MATERIALS PROVIDED:
+-------+
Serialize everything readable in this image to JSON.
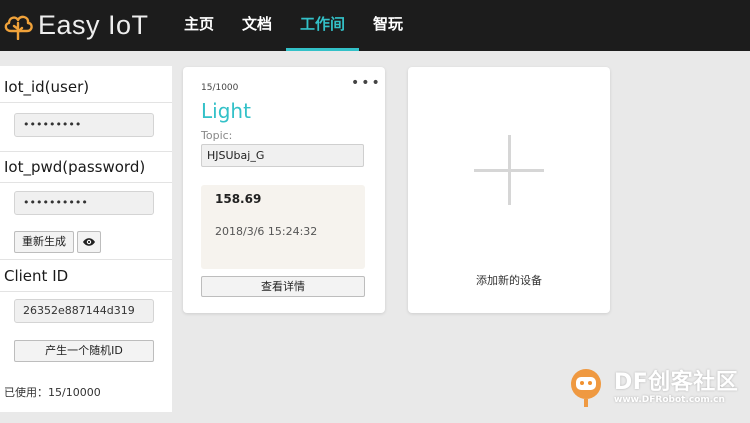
{
  "app": {
    "brand": "Easy IoT"
  },
  "nav": {
    "items": [
      {
        "label": "主页"
      },
      {
        "label": "文档"
      },
      {
        "label": "工作间"
      },
      {
        "label": "智玩"
      }
    ],
    "active_index": 2
  },
  "sidebar": {
    "iot_id_title": "Iot_id(user)",
    "iot_id_value": "•••••••••",
    "iot_pwd_title": "Iot_pwd(password)",
    "iot_pwd_value": "••••••••••",
    "regenerate_label": "重新生成",
    "client_id_title": "Client ID",
    "client_id_value": "26352e887144d319",
    "random_id_label": "产生一个随机ID",
    "used_text": "已使用：15/10000"
  },
  "device_card": {
    "counter": "15/1000",
    "menu_glyph": "•••",
    "name": "Light",
    "topic_label": "Topic:",
    "topic_value": "HJSUbaj_G",
    "value": "158.69",
    "datetime": "2018/3/6 15:24:32",
    "detail_label": "查看详情"
  },
  "add_card": {
    "label": "添加新的设备"
  },
  "watermark": {
    "brand": "DF创客社区",
    "url": "www.DFRobot.com.cn"
  },
  "colors": {
    "accent": "#33c1c8",
    "topbar": "#1c1c1c",
    "logo_orange": "#f0a23a",
    "watermark": "#f0902f"
  },
  "icons": {
    "logo": "cloud-tree-icon",
    "show_password": "eye-icon",
    "add_device": "plus-icon",
    "card_menu": "more-dots-icon"
  }
}
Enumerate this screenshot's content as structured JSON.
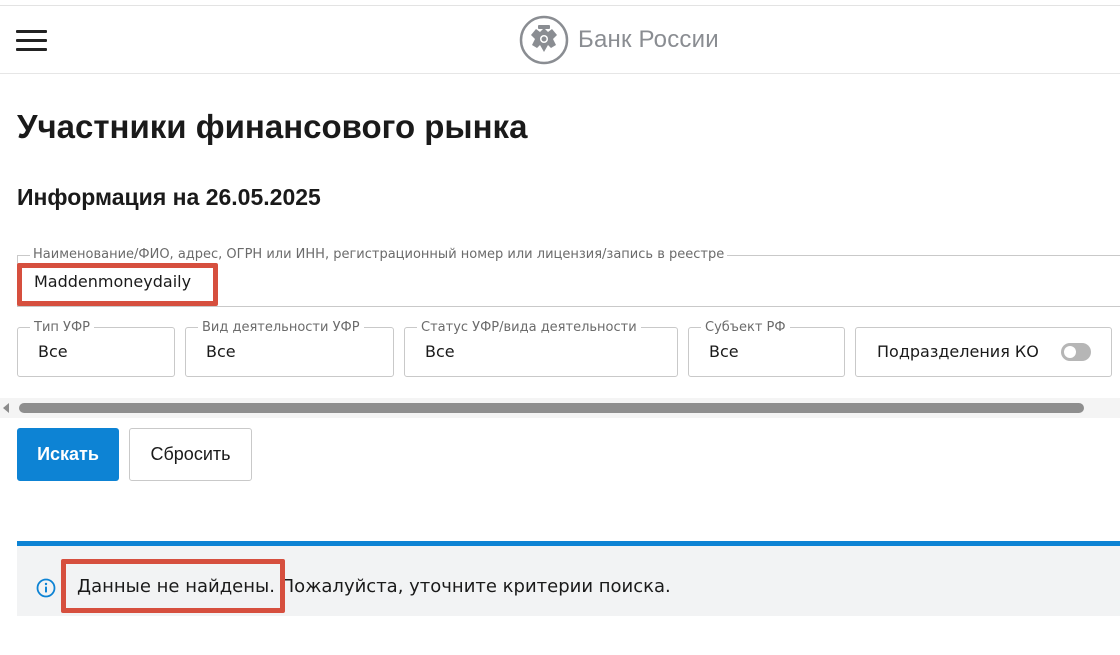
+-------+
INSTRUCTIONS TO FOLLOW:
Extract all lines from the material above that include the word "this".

OUTPUT:
Serialize everything readable in this image to JSON.
Enumerate this screenshot's content as structured JSON.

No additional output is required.